This production is heavy on its humour but does find itself bogged down in some of the minutiae of Austen’s original work in the guts of Act II.
They say you can’t have too much of a good thing but brevity would allow a faster-paced piece that doesn’t drop its hard-earned momentum.
McArthur may well be firmly at the helm of this ship but she is careful to give each of the five space to work. Her Mrs Bennet is a foul-mouthed delight whose audience anticipates with bated breath what ridiculous thing she is preparing to deliver next.
Coupled with McArthur’s hilariously straight-talking Mr Darcy, her ability to entertain knows no bounds. It’s particularly special to see a playwright performing their own material when their delivery is so enthralling.
Equally nimble is Hannah Jarrett-Scott – as comfortable as a scunnered scullery maid as she is playing landed gentry. Her no-nonsense approach builds a rapport with the Glasgow audience instantly and she never lets up.
Tori Burgess could tease out a laugh with the curl of her lip, such is her command of the slapstick.
As Elizabeth, Leah Jamieson shows that the principal girl doesn’t just have to sit quietly waiting to be swept off her feet.
Completing the five, Christina Gordon might just have the best character to play in Lady Catherine – and she milks it for all its worth. It’s absolutely delightful.
It’s these women that make this show a winner but they are elevated to greater heights thanks to a technical operation that never misses a beat.
Pride & Prejudice has just the right amount of slapstick to portray a never-ending pandemonium.
It’s no wonder this show brings audiences to their feet every night. If this is the future of theatre in Scotland, we’re in for one hell of a ride.
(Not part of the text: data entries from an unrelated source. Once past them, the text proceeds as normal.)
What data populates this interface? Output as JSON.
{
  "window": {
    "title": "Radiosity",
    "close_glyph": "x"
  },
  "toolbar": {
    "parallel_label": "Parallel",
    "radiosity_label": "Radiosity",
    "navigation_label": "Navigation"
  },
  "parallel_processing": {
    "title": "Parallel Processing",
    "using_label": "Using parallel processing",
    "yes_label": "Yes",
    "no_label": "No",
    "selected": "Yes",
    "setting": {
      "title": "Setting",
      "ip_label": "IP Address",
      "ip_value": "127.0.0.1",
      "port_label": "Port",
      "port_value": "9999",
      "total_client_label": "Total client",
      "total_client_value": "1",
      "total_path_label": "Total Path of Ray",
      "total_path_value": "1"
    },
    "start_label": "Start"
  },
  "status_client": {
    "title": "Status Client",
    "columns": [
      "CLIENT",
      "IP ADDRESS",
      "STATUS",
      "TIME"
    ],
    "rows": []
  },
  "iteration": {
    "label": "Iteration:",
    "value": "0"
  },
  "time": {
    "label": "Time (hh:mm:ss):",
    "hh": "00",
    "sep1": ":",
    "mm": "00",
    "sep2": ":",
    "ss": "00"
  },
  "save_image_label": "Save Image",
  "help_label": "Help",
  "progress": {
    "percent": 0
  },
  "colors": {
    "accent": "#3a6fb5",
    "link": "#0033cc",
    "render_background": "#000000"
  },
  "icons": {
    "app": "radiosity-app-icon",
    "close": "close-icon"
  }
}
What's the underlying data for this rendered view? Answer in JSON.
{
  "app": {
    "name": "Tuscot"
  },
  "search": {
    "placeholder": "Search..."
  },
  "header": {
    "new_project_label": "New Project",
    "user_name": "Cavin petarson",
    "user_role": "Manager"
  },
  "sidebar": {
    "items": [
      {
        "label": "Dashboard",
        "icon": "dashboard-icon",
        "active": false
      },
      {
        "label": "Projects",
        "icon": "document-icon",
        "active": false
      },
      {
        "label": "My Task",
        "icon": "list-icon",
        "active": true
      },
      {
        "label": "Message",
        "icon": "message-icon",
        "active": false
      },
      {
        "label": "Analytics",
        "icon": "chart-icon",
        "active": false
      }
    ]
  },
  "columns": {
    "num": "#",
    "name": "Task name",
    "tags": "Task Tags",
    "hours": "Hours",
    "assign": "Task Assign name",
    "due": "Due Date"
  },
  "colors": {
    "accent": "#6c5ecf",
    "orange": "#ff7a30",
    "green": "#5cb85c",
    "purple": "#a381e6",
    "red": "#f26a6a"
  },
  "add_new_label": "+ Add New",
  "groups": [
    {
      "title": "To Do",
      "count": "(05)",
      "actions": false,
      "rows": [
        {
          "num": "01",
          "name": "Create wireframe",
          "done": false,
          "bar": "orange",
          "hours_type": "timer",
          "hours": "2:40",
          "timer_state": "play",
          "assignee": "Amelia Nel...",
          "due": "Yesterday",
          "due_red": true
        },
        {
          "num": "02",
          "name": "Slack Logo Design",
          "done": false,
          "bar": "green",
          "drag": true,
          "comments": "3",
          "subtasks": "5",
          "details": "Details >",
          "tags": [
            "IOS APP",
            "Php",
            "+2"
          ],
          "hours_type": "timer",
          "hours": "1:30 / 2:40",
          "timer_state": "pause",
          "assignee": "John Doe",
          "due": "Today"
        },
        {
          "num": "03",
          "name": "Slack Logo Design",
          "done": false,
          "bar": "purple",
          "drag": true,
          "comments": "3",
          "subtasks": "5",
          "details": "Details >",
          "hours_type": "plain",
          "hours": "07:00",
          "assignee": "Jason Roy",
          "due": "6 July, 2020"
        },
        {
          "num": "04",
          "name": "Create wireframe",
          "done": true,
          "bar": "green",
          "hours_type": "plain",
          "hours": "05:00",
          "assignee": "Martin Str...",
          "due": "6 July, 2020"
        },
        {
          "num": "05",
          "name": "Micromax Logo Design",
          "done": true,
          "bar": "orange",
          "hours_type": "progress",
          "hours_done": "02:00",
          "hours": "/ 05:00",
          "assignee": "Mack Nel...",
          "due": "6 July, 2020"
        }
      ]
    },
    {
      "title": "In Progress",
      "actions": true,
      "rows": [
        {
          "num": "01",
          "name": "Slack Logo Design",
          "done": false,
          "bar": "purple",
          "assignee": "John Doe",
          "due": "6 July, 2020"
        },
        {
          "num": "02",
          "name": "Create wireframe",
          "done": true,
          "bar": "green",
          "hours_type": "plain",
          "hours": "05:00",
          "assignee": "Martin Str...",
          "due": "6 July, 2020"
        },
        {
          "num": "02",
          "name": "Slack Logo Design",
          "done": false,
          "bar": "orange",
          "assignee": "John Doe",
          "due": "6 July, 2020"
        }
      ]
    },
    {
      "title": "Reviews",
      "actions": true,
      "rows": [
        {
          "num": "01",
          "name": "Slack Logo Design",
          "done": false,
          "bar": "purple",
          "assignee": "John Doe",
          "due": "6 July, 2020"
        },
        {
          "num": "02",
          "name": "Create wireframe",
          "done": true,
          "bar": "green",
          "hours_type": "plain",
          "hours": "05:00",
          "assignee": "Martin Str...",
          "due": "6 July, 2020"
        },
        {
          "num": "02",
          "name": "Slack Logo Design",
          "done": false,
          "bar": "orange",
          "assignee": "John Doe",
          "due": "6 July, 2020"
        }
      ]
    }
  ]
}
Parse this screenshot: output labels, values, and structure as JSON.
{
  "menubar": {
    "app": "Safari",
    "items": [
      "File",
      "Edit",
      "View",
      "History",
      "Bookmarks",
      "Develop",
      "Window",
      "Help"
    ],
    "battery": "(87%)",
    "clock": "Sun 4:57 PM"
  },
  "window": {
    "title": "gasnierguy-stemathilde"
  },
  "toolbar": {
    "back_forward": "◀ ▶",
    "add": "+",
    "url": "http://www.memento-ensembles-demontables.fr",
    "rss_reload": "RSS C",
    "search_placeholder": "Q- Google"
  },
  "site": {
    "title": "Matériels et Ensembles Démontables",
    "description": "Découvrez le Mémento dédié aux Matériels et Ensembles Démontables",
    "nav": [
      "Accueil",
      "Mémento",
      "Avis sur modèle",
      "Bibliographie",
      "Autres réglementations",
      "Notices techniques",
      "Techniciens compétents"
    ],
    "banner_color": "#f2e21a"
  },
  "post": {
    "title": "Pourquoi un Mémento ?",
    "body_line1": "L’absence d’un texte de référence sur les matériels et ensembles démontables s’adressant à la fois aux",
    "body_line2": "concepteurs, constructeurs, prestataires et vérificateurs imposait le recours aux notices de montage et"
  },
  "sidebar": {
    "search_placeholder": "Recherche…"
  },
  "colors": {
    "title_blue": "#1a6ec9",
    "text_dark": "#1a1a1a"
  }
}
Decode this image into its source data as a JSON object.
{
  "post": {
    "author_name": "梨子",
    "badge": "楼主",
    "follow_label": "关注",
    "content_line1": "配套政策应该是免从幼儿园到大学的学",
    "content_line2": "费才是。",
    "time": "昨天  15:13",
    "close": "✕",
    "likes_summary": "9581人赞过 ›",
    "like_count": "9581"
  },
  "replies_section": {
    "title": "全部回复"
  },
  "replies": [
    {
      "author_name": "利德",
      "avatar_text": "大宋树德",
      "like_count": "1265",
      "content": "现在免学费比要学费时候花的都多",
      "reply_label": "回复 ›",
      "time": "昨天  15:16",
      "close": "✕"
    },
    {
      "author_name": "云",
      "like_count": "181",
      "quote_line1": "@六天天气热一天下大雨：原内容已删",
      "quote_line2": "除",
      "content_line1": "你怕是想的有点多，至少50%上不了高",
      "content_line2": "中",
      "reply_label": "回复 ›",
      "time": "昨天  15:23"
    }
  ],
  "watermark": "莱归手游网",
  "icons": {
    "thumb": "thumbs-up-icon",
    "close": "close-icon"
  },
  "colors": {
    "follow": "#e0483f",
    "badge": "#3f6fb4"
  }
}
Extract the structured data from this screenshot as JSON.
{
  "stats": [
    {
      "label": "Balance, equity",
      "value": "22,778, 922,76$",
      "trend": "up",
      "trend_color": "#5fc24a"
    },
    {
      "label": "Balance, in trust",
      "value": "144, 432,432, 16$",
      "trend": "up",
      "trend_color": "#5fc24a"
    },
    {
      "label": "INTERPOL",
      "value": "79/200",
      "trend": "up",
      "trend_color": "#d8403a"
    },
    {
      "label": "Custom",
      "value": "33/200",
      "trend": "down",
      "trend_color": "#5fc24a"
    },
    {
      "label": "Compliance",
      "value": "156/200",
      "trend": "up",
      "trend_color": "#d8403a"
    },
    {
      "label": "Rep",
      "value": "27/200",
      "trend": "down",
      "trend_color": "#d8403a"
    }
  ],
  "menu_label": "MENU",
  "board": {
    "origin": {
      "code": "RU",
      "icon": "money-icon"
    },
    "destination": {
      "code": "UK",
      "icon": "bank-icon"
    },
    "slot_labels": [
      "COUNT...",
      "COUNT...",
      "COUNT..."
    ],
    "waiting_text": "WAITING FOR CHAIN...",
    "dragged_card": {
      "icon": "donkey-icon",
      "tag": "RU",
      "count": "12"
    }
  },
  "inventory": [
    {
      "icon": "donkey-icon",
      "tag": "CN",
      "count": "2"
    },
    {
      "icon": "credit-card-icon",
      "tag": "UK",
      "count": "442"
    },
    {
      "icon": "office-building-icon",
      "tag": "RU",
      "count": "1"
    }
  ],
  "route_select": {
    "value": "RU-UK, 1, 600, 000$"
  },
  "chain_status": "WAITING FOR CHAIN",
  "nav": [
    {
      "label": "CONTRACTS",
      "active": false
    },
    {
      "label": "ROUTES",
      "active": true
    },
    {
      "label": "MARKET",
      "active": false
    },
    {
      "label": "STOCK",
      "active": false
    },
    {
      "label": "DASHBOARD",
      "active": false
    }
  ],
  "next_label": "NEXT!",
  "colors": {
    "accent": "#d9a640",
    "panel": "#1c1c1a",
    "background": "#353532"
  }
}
Pride & Prejudice* (*sort of) at the King’s Theatre, Glasgow until Saturday 12th November 2022, then touring